Indexing is a feature in Windows that creates a searchable database of files on the computer for faster searches. However, indexing can use a significant amount of SSD resources. To disable indexing on Windows, follow these steps:

  1. Open File Explorer and right-click on the SSD drive.
  2. Select “Properties”.
  3. Uncheck “Allow files on this drive to have contents indexed in addition to file properties”.
  4. Click on “Apply” and “OK”.

7. Move Page File to Another Drive

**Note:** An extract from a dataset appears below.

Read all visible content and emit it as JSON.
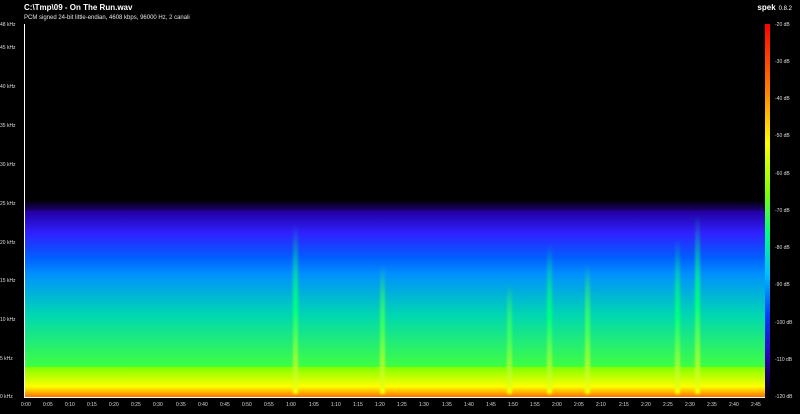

The page file, also known as the virtual memory, is a file that Windows uses to store data when it runs out of physical memory. By default, Windows places the page file on the same drive as the operating system. However, this can slow down your SSD as it constantly writes and reads data. It’s recommended to move the page file to another drive to improve your SSD’s performance.

8. Keep Your SSD Clean

Keeping your SSD clean and free from dust and debris can help improve its performance and lifespan. Use a soft, dry cloth to clean the SSD, and avoid using any cleaning agents.

Optimizing your SSD can help you get the most out of your computer and ensure that your SSD lasts longer. By following these tips, you can improve the performance of your SSD and make your computer run faster.